And, no, this isn’t just some traders trying to gin some numbers. Our own government is in some sort of agreement, without talking specific price increases:
”There are questions about whether the oil industry can keep up with demand,” U.S. Energy Secretary Samuel Bodman said last week, commenting on the Petroleum Council report.

Peak Oil guru Matthew Simmons thinks these projections are too low:
Oil prices could triple in three months to more than $200 a barrel, given the right circumstances, according to Matthew Simmons, chairman of Simmons & Co., a Houston investment bank.

“Oil is still cheap,” Simmons said. “In the 20th century, with a few exceptions, oil was almost free. The only exceptions were during 1973, 1979 and when Iraq invaded Kuwait.”

T. Boone Pickens also expects prices to zoom:
A pullout from Iraq may be the event that pushes oil to $100 a barrel, according to Boone Pickens, the Dallas hedge fund manager. Pickens predicted a year ago that $100 oil would probably occur by now. Today he is looking for $80 within six months, and he says growing chaos in Iraq would be a bad sign.

What’s this mean in gasoline prices at the pump? A year from now, the U.S. average would be $4/gal, with $5/gal gas in places like San Francisco and New York City.

House votes to end wives on campaign staffs

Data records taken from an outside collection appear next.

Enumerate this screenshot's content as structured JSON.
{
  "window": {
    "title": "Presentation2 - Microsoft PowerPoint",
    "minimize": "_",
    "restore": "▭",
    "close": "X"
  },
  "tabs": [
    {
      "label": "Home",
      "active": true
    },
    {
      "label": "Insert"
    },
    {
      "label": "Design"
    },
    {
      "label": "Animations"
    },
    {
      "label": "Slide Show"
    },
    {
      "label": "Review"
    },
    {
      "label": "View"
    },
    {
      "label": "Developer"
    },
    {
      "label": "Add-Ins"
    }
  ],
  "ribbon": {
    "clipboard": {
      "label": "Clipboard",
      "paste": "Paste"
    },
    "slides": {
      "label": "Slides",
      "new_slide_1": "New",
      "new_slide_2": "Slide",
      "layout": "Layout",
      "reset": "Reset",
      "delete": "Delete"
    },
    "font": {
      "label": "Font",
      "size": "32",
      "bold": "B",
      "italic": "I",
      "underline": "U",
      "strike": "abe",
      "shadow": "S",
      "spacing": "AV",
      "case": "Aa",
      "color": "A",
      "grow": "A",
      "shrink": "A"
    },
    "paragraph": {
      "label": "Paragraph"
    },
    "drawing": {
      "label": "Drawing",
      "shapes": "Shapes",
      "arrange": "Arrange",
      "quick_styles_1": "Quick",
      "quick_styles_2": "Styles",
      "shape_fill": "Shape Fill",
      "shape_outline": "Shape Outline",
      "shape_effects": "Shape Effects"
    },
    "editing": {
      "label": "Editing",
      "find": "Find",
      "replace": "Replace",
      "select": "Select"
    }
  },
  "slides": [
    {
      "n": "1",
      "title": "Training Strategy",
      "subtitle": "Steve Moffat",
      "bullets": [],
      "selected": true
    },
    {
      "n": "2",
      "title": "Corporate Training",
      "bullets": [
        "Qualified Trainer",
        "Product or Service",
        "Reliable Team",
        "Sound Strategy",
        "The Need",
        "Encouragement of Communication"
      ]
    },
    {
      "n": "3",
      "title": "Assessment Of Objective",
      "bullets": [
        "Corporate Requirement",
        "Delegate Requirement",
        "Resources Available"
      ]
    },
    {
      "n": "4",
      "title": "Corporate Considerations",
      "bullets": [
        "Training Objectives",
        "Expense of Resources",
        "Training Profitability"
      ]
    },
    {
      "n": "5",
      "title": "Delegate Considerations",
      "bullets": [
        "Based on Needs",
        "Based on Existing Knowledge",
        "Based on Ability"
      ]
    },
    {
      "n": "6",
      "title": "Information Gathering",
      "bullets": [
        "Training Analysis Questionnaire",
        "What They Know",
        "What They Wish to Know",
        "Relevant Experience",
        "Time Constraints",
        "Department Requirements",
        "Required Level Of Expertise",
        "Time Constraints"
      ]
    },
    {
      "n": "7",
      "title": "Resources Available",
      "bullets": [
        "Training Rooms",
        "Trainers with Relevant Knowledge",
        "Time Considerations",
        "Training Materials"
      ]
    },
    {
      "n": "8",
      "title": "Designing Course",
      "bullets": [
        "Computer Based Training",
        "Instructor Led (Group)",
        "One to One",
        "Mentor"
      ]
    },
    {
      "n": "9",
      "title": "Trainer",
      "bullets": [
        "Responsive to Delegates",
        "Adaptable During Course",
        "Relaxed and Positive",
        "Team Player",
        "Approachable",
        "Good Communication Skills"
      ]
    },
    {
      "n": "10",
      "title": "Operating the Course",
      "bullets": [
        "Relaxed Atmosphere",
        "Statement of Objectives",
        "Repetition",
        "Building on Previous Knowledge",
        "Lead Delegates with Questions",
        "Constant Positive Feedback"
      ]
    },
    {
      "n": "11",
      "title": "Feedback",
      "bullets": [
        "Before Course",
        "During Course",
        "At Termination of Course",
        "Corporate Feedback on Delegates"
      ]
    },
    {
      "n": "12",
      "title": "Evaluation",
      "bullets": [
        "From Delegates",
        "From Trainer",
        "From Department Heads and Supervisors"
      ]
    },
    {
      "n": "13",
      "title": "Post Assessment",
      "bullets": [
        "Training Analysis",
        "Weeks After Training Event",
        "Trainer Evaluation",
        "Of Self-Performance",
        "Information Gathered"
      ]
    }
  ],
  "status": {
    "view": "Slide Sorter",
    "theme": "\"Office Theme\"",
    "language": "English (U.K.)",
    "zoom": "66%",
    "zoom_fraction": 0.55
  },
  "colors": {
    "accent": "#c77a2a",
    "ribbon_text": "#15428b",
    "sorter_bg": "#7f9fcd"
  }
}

Voice vote approval given to a big ethics issue:
Spouses don't belong on campaign payrolls, the House says, voting to end a practice that has benefited some members of Congress for years.

Monday's action follows controversies in which lawmakers added many thousands of dollars to their family incomes by hiring relatives for campaign tasks, even if their qualifications were not always apparent.

But watchdog groups like CREW see dimmer prospects in Senate. Reading between the analytical lines, it seems likely somebody will put a “hold” on the bill.

But, in today’s blogosphere, “holds” have been quickly outed on some major pieces of legislation. This one shouldn’t be any different. So, when it gets to the Senate, let’s be alert.